> [What the task asks]: Pick each line that has "screenshot" out of the records.

> [Records shown]:
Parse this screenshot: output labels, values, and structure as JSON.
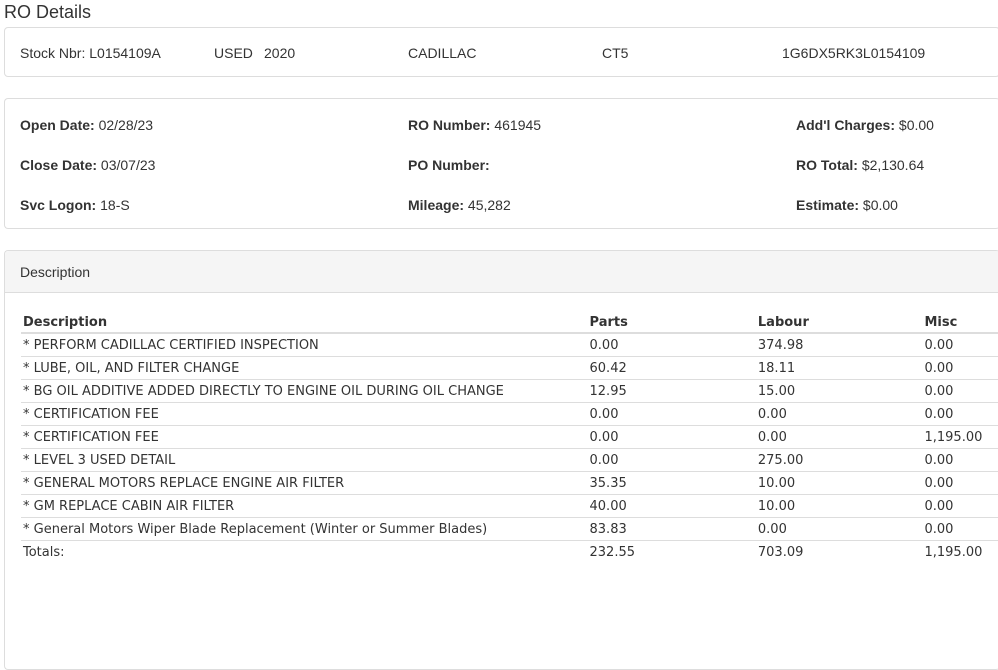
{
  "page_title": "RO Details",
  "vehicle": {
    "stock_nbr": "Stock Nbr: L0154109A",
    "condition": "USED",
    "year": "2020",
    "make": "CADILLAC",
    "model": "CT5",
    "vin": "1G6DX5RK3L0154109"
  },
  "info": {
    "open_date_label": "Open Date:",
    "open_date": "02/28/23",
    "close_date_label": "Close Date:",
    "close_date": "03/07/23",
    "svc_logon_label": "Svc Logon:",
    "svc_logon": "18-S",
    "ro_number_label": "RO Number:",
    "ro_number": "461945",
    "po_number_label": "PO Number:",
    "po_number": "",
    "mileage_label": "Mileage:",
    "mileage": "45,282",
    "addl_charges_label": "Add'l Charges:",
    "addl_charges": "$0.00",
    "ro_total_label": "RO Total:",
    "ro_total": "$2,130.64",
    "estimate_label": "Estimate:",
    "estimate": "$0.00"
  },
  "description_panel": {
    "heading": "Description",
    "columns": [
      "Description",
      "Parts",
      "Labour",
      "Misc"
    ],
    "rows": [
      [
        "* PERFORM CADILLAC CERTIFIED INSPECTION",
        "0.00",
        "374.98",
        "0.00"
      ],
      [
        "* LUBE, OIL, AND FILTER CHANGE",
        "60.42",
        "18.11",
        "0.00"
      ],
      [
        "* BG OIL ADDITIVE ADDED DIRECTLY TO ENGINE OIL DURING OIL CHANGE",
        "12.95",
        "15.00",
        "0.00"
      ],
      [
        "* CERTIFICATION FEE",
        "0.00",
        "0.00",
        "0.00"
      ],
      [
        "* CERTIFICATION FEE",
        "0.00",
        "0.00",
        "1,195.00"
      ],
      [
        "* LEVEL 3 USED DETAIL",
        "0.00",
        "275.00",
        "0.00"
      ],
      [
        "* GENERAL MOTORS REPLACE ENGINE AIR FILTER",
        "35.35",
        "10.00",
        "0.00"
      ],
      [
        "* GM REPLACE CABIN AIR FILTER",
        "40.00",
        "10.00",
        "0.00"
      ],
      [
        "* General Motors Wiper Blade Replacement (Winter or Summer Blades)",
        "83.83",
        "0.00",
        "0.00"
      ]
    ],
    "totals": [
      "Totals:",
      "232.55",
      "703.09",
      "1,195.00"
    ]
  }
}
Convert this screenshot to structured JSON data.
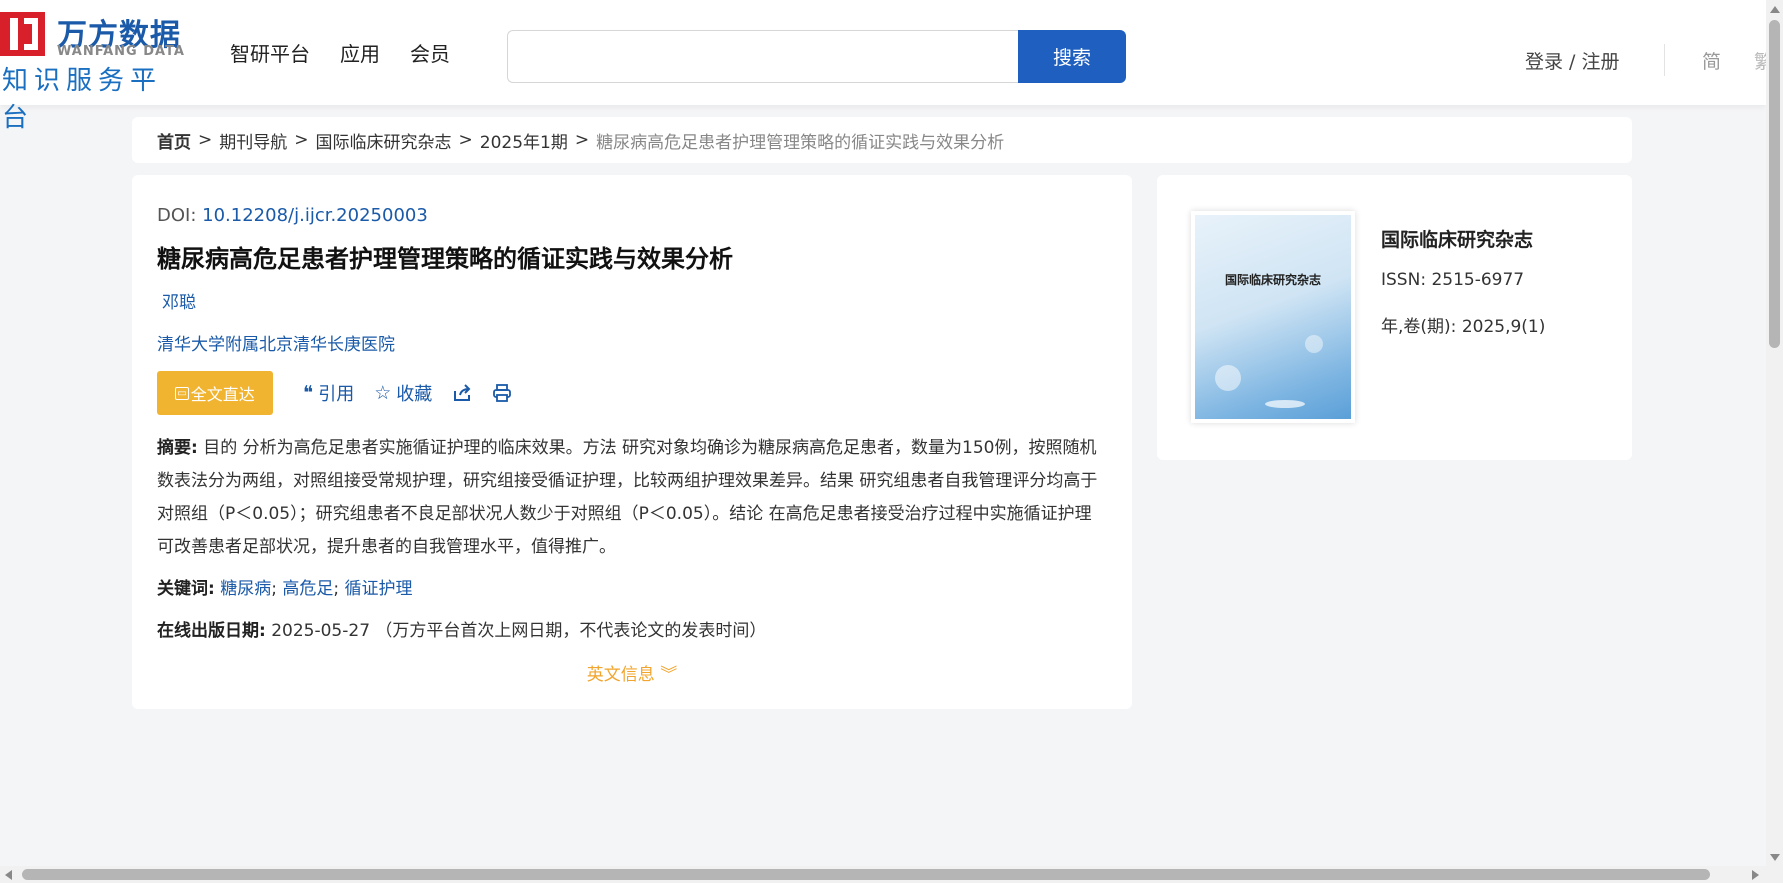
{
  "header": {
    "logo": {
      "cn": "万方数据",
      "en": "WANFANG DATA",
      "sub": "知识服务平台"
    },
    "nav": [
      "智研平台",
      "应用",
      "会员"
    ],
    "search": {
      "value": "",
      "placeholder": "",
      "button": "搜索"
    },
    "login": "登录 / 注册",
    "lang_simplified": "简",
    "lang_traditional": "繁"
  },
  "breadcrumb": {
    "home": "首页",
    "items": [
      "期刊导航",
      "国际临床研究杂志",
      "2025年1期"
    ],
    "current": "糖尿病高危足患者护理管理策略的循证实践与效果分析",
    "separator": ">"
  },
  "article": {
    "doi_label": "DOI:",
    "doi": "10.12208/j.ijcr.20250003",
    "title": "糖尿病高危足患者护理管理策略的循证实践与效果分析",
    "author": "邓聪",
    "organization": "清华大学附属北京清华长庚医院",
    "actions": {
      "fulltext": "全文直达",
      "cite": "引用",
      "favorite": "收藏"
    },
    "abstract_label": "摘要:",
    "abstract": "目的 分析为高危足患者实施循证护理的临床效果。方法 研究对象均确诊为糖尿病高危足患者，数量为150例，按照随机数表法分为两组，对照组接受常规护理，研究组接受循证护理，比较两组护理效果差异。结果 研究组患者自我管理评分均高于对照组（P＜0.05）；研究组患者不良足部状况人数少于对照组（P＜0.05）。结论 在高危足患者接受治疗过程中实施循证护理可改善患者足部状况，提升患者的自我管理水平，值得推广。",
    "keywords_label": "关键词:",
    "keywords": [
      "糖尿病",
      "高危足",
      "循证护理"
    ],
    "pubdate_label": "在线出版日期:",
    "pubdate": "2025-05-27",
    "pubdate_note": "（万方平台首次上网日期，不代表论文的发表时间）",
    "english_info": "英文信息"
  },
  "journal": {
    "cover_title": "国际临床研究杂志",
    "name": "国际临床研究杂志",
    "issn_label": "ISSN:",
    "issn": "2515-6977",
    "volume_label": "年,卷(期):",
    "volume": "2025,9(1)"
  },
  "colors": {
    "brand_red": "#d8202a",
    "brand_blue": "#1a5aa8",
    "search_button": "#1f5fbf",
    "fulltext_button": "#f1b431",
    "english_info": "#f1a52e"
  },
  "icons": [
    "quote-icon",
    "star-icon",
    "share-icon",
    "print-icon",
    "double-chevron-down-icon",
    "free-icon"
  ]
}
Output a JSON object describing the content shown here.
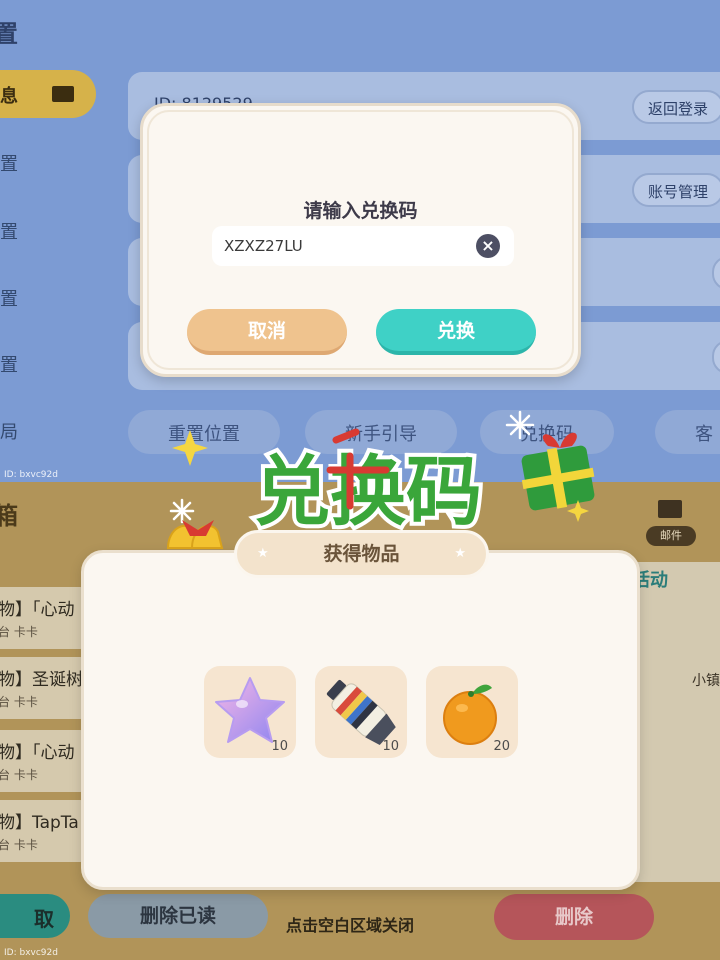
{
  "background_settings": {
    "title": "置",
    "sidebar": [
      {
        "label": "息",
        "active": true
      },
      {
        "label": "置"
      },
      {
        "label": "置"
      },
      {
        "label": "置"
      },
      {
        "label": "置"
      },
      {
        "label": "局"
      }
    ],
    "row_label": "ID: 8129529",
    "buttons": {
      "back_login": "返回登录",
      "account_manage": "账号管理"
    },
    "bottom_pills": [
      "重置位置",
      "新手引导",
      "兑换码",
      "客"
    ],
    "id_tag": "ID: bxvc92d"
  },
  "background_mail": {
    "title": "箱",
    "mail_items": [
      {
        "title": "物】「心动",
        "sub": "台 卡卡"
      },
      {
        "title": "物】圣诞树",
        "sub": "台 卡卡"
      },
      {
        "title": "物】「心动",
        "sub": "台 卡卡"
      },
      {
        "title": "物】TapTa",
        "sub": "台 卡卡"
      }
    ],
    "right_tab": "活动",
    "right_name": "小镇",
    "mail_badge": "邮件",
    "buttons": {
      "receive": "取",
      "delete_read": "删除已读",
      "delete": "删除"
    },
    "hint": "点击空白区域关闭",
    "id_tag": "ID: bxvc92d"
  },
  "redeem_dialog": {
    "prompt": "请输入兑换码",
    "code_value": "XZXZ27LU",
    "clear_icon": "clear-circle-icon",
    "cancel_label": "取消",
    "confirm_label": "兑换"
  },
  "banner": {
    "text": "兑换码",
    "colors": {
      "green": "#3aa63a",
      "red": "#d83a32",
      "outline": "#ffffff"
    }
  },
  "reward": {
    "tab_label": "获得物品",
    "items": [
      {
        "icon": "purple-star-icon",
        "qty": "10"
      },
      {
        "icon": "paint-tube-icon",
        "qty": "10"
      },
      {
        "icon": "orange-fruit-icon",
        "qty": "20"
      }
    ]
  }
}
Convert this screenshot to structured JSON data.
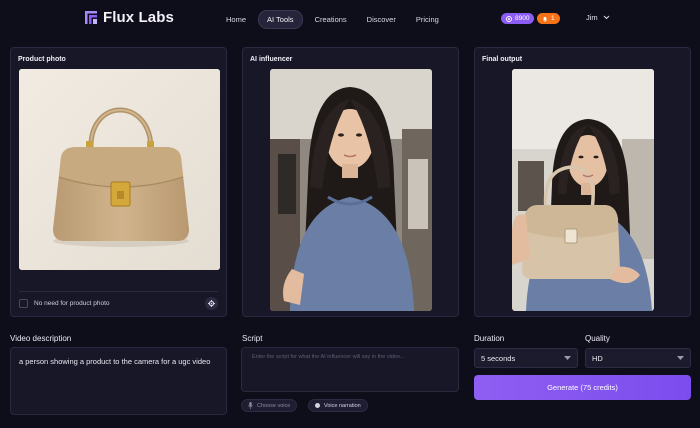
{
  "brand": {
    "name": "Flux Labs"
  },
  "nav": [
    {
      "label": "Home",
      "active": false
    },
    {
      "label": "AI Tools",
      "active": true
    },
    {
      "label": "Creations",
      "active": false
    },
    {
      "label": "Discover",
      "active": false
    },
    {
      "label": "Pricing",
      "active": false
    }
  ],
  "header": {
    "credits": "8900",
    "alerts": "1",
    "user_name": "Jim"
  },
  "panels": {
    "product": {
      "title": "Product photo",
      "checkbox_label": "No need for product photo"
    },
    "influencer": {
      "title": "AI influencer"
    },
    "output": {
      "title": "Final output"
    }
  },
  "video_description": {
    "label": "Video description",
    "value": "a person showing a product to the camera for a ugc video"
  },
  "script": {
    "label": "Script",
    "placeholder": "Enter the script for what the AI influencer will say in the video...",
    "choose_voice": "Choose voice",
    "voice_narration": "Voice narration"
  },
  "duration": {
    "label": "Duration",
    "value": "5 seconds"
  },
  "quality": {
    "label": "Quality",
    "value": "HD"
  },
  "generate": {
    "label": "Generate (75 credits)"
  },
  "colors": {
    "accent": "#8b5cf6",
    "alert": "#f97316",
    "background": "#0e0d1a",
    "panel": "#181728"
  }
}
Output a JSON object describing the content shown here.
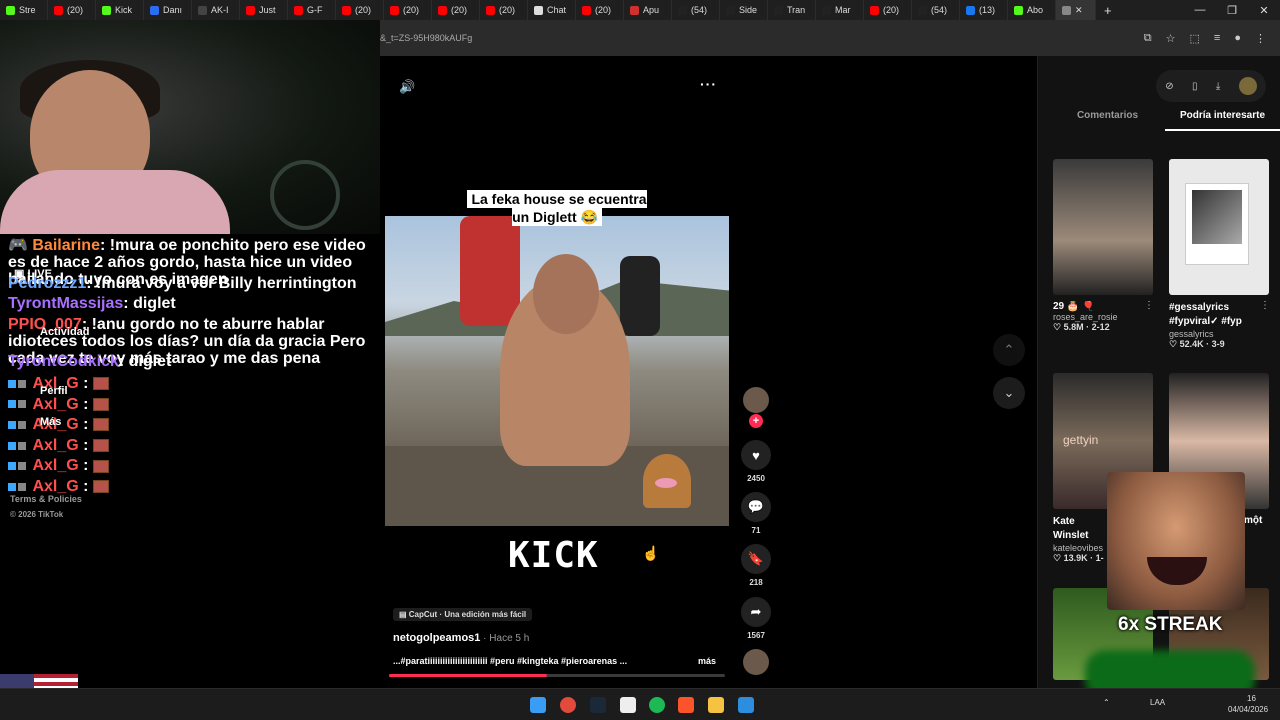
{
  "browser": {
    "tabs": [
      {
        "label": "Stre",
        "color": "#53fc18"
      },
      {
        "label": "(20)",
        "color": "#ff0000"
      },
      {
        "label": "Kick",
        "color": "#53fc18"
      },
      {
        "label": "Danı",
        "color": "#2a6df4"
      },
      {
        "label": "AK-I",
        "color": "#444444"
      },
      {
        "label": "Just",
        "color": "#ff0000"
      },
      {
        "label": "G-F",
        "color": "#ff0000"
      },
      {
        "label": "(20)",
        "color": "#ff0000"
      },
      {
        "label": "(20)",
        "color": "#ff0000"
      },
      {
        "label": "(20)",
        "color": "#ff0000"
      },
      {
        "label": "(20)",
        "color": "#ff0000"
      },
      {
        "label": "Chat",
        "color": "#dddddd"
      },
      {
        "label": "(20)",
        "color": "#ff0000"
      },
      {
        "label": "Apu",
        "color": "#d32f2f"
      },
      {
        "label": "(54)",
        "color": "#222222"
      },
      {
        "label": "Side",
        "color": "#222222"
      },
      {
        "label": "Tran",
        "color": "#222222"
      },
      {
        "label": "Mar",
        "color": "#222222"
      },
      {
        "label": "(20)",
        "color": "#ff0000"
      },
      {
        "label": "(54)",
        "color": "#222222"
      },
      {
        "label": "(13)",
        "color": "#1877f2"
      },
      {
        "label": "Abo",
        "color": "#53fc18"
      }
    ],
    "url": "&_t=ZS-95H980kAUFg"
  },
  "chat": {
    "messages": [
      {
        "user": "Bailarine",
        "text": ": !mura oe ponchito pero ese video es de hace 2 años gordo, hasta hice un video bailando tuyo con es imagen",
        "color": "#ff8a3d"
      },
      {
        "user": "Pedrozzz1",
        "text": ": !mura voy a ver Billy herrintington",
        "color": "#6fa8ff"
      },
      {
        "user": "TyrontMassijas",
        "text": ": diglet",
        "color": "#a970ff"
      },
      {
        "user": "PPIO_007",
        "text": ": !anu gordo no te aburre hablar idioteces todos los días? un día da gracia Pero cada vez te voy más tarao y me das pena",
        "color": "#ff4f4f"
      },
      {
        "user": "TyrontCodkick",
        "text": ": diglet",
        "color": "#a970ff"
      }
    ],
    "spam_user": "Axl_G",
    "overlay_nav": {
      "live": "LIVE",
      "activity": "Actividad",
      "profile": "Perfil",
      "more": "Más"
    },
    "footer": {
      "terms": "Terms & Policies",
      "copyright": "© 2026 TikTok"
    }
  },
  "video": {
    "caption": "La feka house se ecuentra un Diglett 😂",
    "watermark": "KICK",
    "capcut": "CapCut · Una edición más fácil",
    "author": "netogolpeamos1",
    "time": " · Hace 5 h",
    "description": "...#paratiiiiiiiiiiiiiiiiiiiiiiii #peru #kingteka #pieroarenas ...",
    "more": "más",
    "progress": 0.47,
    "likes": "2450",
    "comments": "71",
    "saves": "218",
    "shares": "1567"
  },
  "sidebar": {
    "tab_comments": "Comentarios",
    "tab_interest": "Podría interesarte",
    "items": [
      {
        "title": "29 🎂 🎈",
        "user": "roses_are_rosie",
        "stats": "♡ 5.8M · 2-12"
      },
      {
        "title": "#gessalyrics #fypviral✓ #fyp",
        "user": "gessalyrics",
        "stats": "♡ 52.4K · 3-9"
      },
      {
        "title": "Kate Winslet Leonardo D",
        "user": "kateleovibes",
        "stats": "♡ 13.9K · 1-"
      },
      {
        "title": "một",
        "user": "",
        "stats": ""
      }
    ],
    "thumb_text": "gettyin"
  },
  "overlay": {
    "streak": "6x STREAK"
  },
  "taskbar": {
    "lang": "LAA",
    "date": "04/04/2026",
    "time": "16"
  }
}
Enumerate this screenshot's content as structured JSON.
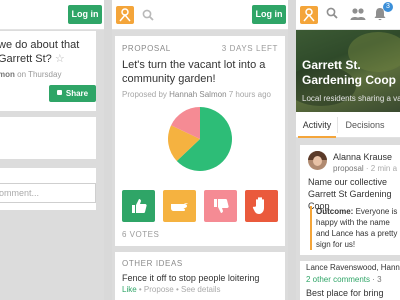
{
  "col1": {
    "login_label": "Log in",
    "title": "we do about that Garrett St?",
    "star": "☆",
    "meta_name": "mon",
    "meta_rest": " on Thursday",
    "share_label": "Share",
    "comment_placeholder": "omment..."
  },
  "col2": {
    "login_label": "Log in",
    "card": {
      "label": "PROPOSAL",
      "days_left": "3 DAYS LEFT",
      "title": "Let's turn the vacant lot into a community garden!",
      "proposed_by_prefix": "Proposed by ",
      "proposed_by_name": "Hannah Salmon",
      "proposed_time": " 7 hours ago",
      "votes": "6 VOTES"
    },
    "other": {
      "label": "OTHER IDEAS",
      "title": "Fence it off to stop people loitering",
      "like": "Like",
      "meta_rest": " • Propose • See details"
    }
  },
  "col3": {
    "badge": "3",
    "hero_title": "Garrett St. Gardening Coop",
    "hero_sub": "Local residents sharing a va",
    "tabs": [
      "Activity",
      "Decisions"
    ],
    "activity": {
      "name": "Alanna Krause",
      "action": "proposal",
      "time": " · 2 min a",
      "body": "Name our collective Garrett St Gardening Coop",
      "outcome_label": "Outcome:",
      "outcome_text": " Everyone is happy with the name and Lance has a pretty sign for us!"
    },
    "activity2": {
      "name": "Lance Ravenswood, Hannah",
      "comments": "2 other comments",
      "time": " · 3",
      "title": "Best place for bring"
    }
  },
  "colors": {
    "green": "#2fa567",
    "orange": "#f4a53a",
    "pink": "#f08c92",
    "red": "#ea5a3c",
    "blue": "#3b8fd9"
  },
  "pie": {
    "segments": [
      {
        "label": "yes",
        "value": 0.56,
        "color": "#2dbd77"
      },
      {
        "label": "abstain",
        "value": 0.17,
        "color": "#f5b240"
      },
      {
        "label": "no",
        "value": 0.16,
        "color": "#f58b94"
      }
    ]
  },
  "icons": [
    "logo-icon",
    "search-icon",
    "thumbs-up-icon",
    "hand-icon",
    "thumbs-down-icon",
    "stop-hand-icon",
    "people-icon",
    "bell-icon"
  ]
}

> [Solution for this task]:
Parse this screenshot: output labels, values, and structure as JSON.
Convert this screenshot to structured JSON data.
Convert this screenshot to structured JSON data.
Enumerate this screenshot's content as structured JSON.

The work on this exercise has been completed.